Death is frightening. What will happen to our children when we die? What about the pain, the medical costs, the huge hole we’ll leave in so many hearts? We fear the moment of crossing into death itself. We look back on our lives and tally them up. Did we live to our fullest? Could we have been better? Did we leave a tangle of weeds and destruction behind? What will the Divine Judge think of us? How will He judge us since He sees everything? How many people journey into death wracked by such guilt or by doubt?

Yet, the glory from the garden of the empty tomb is a glory of grace. Consider the pains the angel took to alleviate the women’s fears. He cared nothing for the quaking soldiers. But he reached out to the women in the gentlest and friendliest manner and told them, “Do not be afraid.” He reminded them of Jesus’ own words. He showed them the empty tomb. He underlined this news by asking them to take it to the disciples. Such a glory of grace!

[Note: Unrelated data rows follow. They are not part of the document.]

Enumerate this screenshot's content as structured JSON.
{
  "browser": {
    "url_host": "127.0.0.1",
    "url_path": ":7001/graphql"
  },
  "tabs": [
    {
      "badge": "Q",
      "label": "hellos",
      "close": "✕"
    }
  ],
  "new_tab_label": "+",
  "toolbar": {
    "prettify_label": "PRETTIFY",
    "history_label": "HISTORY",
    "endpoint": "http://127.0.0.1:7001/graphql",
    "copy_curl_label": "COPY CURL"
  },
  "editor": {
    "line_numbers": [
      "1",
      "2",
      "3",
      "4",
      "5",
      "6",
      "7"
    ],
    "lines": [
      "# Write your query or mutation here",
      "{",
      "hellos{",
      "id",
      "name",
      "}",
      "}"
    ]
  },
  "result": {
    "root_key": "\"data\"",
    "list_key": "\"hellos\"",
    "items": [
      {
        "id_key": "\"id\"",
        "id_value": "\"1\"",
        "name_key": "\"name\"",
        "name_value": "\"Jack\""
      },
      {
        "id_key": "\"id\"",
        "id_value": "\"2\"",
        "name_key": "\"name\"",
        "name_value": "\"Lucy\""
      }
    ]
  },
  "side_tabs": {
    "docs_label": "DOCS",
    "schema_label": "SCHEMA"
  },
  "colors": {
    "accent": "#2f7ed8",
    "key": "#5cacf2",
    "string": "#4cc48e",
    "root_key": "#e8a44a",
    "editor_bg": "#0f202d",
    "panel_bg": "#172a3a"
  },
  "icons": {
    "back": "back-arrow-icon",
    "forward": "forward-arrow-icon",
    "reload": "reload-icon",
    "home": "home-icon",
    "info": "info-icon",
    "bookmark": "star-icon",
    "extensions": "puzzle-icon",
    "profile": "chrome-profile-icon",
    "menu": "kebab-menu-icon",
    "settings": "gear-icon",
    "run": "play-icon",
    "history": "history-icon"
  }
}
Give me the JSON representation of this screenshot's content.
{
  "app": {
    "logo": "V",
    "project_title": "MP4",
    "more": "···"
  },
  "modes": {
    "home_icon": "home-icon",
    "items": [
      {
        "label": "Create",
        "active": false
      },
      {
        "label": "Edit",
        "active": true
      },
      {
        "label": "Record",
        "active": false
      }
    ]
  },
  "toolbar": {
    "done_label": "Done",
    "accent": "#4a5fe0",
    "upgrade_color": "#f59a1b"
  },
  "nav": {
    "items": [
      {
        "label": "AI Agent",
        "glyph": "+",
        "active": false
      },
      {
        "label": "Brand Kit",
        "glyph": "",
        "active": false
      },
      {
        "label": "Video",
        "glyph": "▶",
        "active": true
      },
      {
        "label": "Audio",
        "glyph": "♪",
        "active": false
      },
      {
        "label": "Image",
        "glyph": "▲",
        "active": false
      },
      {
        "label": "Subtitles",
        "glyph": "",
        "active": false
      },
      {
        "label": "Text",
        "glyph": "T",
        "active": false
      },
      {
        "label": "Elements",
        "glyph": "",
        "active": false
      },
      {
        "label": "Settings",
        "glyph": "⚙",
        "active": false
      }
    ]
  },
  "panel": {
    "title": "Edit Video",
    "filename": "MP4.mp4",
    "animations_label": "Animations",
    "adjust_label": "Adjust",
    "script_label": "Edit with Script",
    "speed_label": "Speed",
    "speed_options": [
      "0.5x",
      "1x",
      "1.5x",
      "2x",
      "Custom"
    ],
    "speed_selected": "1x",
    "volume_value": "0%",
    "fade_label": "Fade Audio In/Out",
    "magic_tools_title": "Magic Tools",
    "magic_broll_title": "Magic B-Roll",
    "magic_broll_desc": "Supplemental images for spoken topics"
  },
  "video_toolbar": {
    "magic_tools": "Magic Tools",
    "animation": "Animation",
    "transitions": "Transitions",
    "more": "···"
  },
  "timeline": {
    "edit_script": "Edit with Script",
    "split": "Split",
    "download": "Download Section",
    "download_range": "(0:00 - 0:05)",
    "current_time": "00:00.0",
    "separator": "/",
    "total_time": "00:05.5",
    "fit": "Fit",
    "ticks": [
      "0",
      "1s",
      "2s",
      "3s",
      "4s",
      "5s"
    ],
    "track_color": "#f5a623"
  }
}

But, it doesn’t end there. As the women leave to carry out the angel’s command, Jesus meets them. He’s the opposite of threatening. He comes in His old familiar, friendly way. They can even run up and embrace Him. Listen again to our lesson: “So the women hurried away from the tomb, afraid yet filled with joy, and ran to tell his disciples. Suddenly Jesus met them. ‘Greetings,’ he said. They came to him, clasped his feet and worshiped him. Then Jesus said to them, ‘Do not be afraid. Go and tell my brothers to go to Galilee; there they will see me.'”

Did you catch it? Jesus calls His disciples His brothers. Even after entering His state of exaltation Jesus hasn’t forgotten about them, or us. He hasn’t forgotten why He came and that He’s one of us. He came to make us right with God. He came to pay to God Almighty the penalty for all our sins. He came to triumph over our greatest enemy and our greatest fear: death. His resurrection is proof that He succeeded. And to all who put their confidence and trust in Jesus there is only friendliness, love, goodness, grace, kindness and generosity from God. Past sins are forgotten and never dredged up again. All is forgiven. Even death is no longer a punishment for sin but simply a doorway into greater glory.

After His exaltation and later on His ascension into heaven, our Lord still does not leave us alone to fend for ourselves. He still comes in familiar ways—His voice through the Pastor absolving us of our sins, the gentle splash of water in our baptism, and the tangible evidence of His body and blood under the mask of bread and wine in the Lord’s Supper. The women clung to Christ on that first Easter. It comforted them. We cling to the same Christ today when He comforts us in His Word and Sacraments. And all that is meant to convey one singular truth: that we will never, ever, have to die alone.

That Garden of Glory was just that: a glorious place. It was a forerunner of an even more glorious garden that awaits each of us through faith in Jesus—the garden of heaven. And all this goes to show how infinitely greater Christianity is than all those other fake religions in this world. For in Christianity God does 100% of the giving and we do 100% of the receiving. Yes, He graciously leaves nothing to chance when it comes to saving our souls and comforting us eternally. The resurrection clearly proves this. He is Risen! He is risen, indeed! Amen